UNSURE ABOUT PERFORMANCE
“I am not sure how well I have done this year and not sure what to expect from the performance appraisal.”
The way out: Be honest and genuine about performance areas you are sure of. “Rate yourself on things that you did do, but be candid on areas where you did not fare as expected,” advises Jaikrishna B, head, HR, at Amara Raja, a battery-maker that employs 7,000 people in India.
On areas where you are unsure about your performance, try and find out what your boss thinks about it. “Elicit feedback from the authority without sounding unsure,” Jaikrishna adds.
“My promotion is stalled for the last one year. How should I convey this in the performance appraisal chat?”
The way out: “Refrain from mentioning this (being overlooked the previous year) if the manager does not bring it up, as the conversation could then steer towards old projects instead of focussing on last year’s performance,” warns Sanjay Singh, HR director, Cairn India.
If you are confident your performance this year can get you a promotion, approach it from the perspective of seeking advice.
“Ask an open-ended question like so what do you think is holding back my promotion? Is it something in my control or is it because of external factors?” Singh suggests. If the answer is the former, seek advice on what you need to do.
FEEDBACK IS FLIPPANT OR PRE-MEDITATED
“My boss seems to already have an opinion on my ratings.
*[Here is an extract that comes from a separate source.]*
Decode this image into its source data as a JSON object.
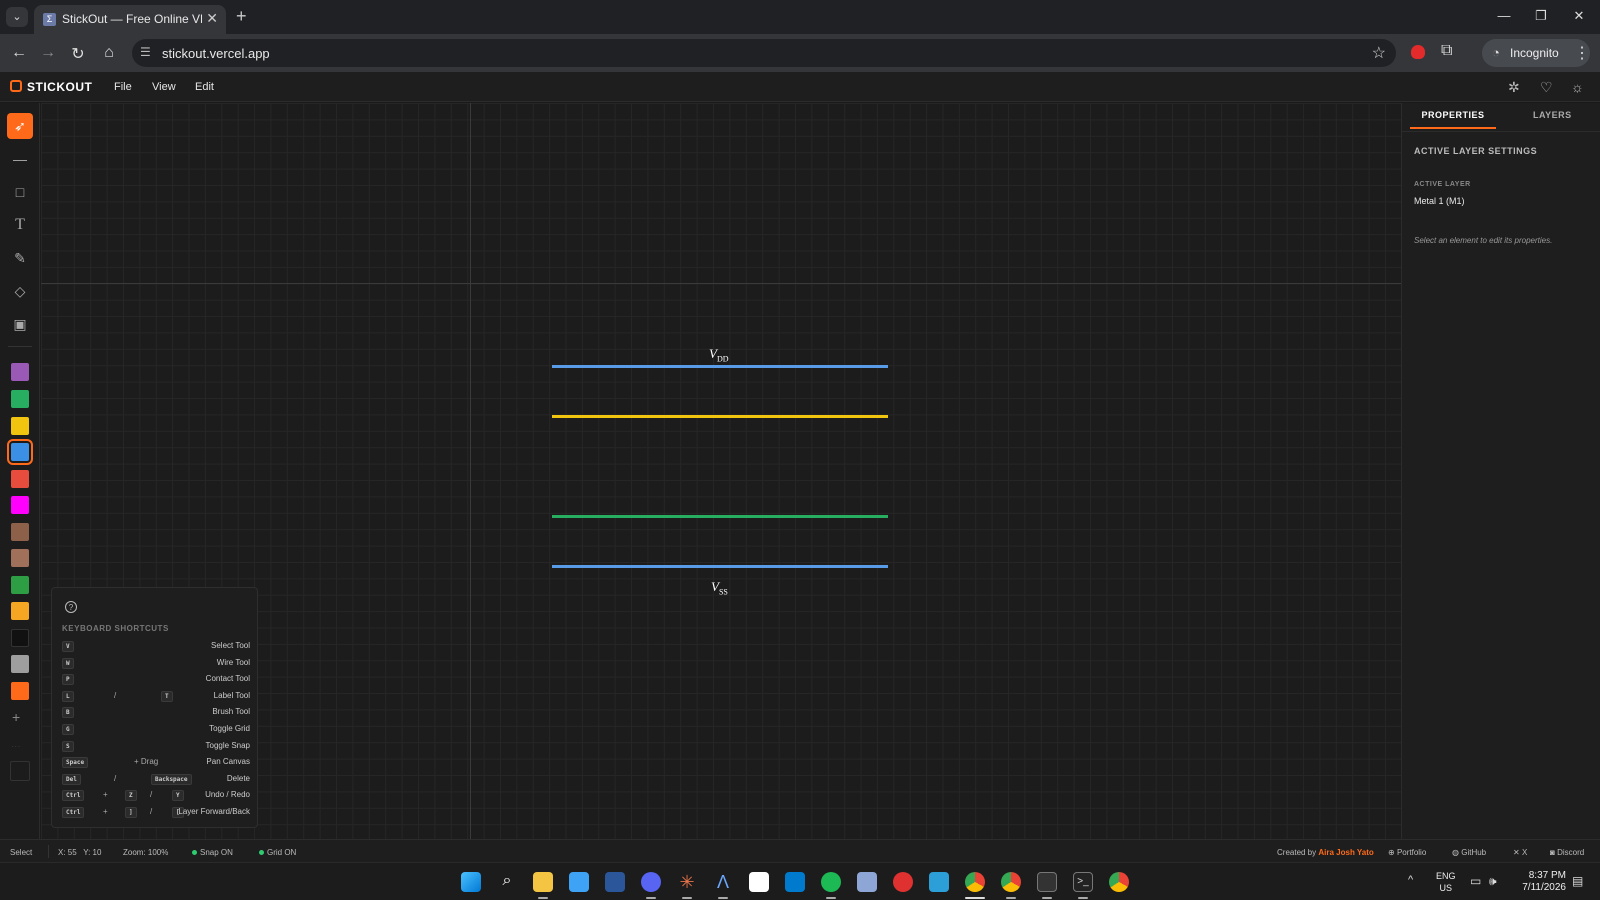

He is unlikely to do the appraisal seriously or objectively.”
The way out: Always document and list your achievements even when you fear the feedback would be pre-meditated. “Prepare yourself with formal mails and documents,” says P hiruvengadam, senior director atDeloitte India. In an extreme situation, share your problems and data with HR.
“Most HR teams manage the situation tactfully, without betraying the employee’s identity and can follow up with their bosses,” he adds.
SUDDEN, UNEXPECTED CRITICISM
“I’ve done well, but the boss is criticising me at the appraisal, without ever giving any negative feedback during the year.”
The way out: Hear the boss without being defensive. Thank your boss for the feedback and learn from it. Don’t get into a debate on the finer details of the reasons he is criticising you for, as the meeting could then revolve around it.
“Turn the discussion towards positive areas,” says Purva Misra, senior VP and head, HR at MakeMyTrip.com. “You can clarify later after checking facts in a subsequent meeting or even informally.”
BIG DISPUTE OVER RATING
“I completely disagree with the rating my boss has given me. What should I do?”
The way out: Companies would rarely want to lose an employee on account of incorrect feedback and ratings, says A Sudhakar, executive director, HR at DaburBSE -0.39 %.
“Most organisations are open to a review mechanism with the manager’s manager in the case of difference of opinion in ratings,” he says.
Adds Thiruvengadam: “99% of the companies follow a review process where senior managers review the ratings given by their subordinates and the ratings get moderated.
The employee could seek an appointment with the manager’s boss, highlighting his achievements without making it personal and should refrain from complaining or blaming anyone.”
But if the employee feels the organisation is rigid, and that the immediate manager is unlikely to be questioned, he will have to start looking out for other options.
SOURCE ECONOMIC TIMES 18th JAN 20121